══ Supplied information ══

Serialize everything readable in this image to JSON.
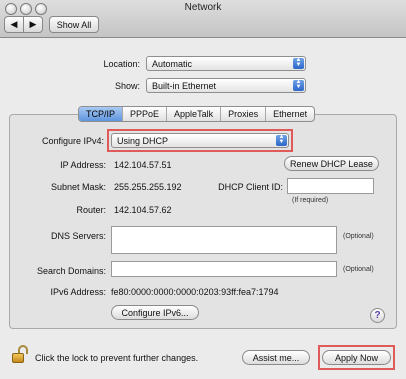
{
  "window": {
    "title": "Network"
  },
  "toolbar": {
    "back": "◀",
    "forward": "▶",
    "show_all": "Show All"
  },
  "location": {
    "label": "Location:",
    "value": "Automatic"
  },
  "show": {
    "label": "Show:",
    "value": "Built-in Ethernet"
  },
  "tabs": [
    {
      "label": "TCP/IP",
      "active": true
    },
    {
      "label": "PPPoE",
      "active": false
    },
    {
      "label": "AppleTalk",
      "active": false
    },
    {
      "label": "Proxies",
      "active": false
    },
    {
      "label": "Ethernet",
      "active": false
    }
  ],
  "tcpip": {
    "configure_label": "Configure IPv4:",
    "configure_value": "Using DHCP",
    "ip_label": "IP Address:",
    "ip_value": "142.104.57.51",
    "renew_button": "Renew DHCP Lease",
    "subnet_label": "Subnet Mask:",
    "subnet_value": "255.255.255.192",
    "dhcp_client_label": "DHCP Client ID:",
    "dhcp_client_value": "",
    "if_required": "(If required)",
    "router_label": "Router:",
    "router_value": "142.104.57.62",
    "dns_label": "DNS Servers:",
    "dns_value": "",
    "optional": "(Optional)",
    "search_label": "Search Domains:",
    "search_value": "",
    "ipv6_label": "IPv6 Address:",
    "ipv6_value": "fe80:0000:0000:0000:0203:93ff:fea7:1794",
    "configure_ipv6_button": "Configure IPv6...",
    "help": "?"
  },
  "footer": {
    "lock_text": "Click the lock to prevent further changes.",
    "assist_button": "Assist me...",
    "apply_button": "Apply Now"
  },
  "colors": {
    "highlight_outline": "#e05a5a",
    "active_tab": "#5f95df",
    "popup_arrow": "#2c66c8"
  }
}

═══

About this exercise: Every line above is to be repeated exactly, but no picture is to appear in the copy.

Task response:
Serialize everything readable in this image to JSON.
{
  "window": {
    "title": "Network"
  },
  "toolbar": {
    "back": "◀",
    "forward": "▶",
    "show_all": "Show All"
  },
  "location": {
    "label": "Location:",
    "value": "Automatic"
  },
  "show": {
    "label": "Show:",
    "value": "Built-in Ethernet"
  },
  "tabs": [
    {
      "label": "TCP/IP",
      "active": true
    },
    {
      "label": "PPPoE",
      "active": false
    },
    {
      "label": "AppleTalk",
      "active": false
    },
    {
      "label": "Proxies",
      "active": false
    },
    {
      "label": "Ethernet",
      "active": false
    }
  ],
  "tcpip": {
    "configure_label": "Configure IPv4:",
    "configure_value": "Using DHCP",
    "ip_label": "IP Address:",
    "ip_value": "142.104.57.51",
    "renew_button": "Renew DHCP Lease",
    "subnet_label": "Subnet Mask:",
    "subnet_value": "255.255.255.192",
    "dhcp_client_label": "DHCP Client ID:",
    "dhcp_client_value": "",
    "if_required": "(If required)",
    "router_label": "Router:",
    "router_value": "142.104.57.62",
    "dns_label": "DNS Servers:",
    "dns_value": "",
    "optional": "(Optional)",
    "search_label": "Search Domains:",
    "search_value": "",
    "ipv6_label": "IPv6 Address:",
    "ipv6_value": "fe80:0000:0000:0000:0203:93ff:fea7:1794",
    "configure_ipv6_button": "Configure IPv6...",
    "help": "?"
  },
  "footer": {
    "lock_text": "Click the lock to prevent further changes.",
    "assist_button": "Assist me...",
    "apply_button": "Apply Now"
  },
  "colors": {
    "highlight_outline": "#e05a5a",
    "active_tab": "#5f95df",
    "popup_arrow": "#2c66c8"
  }
}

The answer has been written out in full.